Let’s organize to provide political pressure on our electeds to implement policies which immediately rebalance the power dynamic between renters and landlords. 

Let’s fund tenant education. Housing is a human right. 

This article is meant to spark interest in DOPA and TOPA for tenants, advocacy organizations and elected officials in Washington State, and to fund policy analysis studies to form better legislation for tenants to maintain a right to the city. 

Share The Cities is an organizing collective, dedicated to demystifying land use terms. We are available to host education sessions around Land Use 101 and provide support to your organization for developing land use curriculum for your communities. RSVP for Share The Cities’ Land Use 101 workshop on January 18, 2020.

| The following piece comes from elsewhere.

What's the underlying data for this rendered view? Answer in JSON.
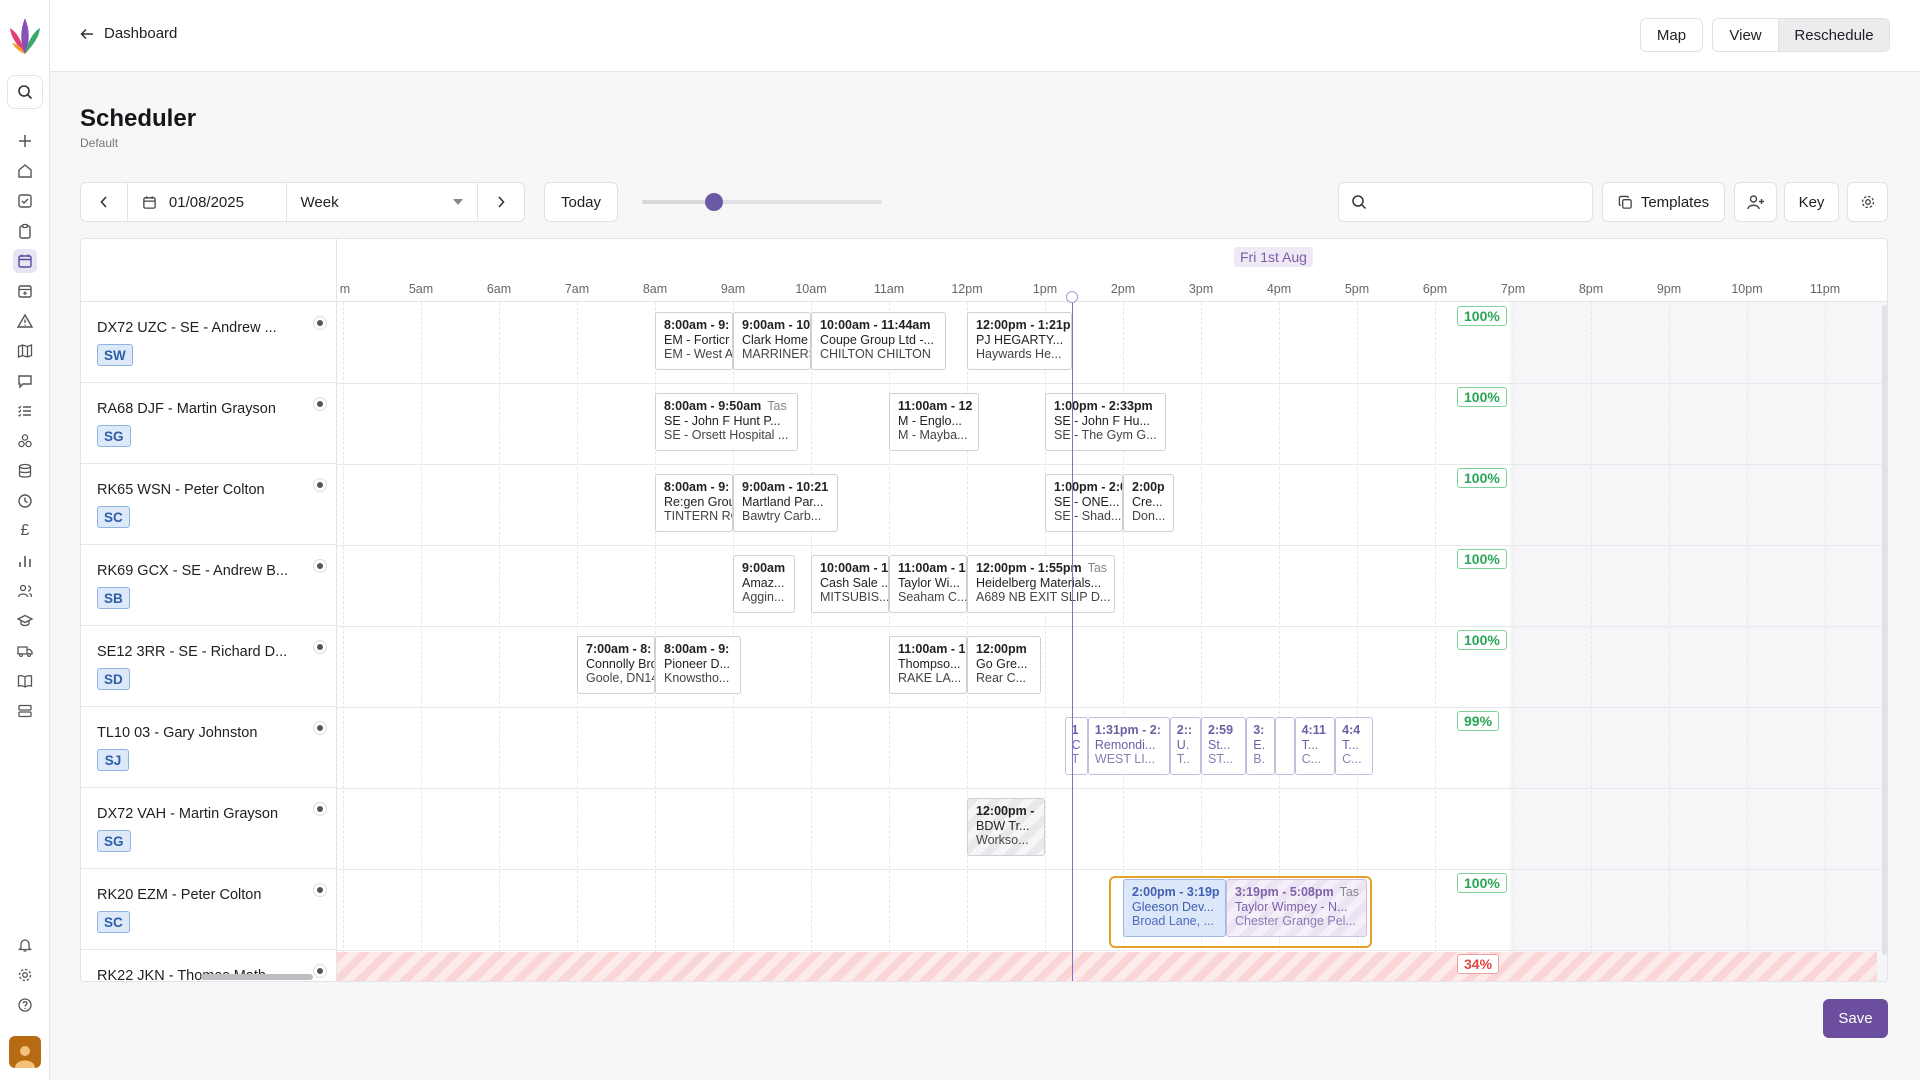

Further resources:


Author’s Note: This is part of Acronyms for Action a series by Laura Loe, founder of Share The Cities organizing collective. 

Article Author
Laura Loe (Bernstein)

Laura Loe (Bernstein) is an educator, musician, and gardener from Colombia/NY/LA/Chicago who has lived in Seattle since 2009. Her writing has appeared in Data for Progress, The Urbanist, The Seattle Globalist, South Seattle Emerald, and International Examiner. She is passionate about womxn urbanist voices, climate justice, community ownership, equitable community development and renters' rights. Laura founded Share the Cities with like-minded folks and performs civic matchmaking that leads to unlikely allyships. She tweets as @sharethecities and @lauraloeseattle and is supported by 90 monthly patrons on Patreon.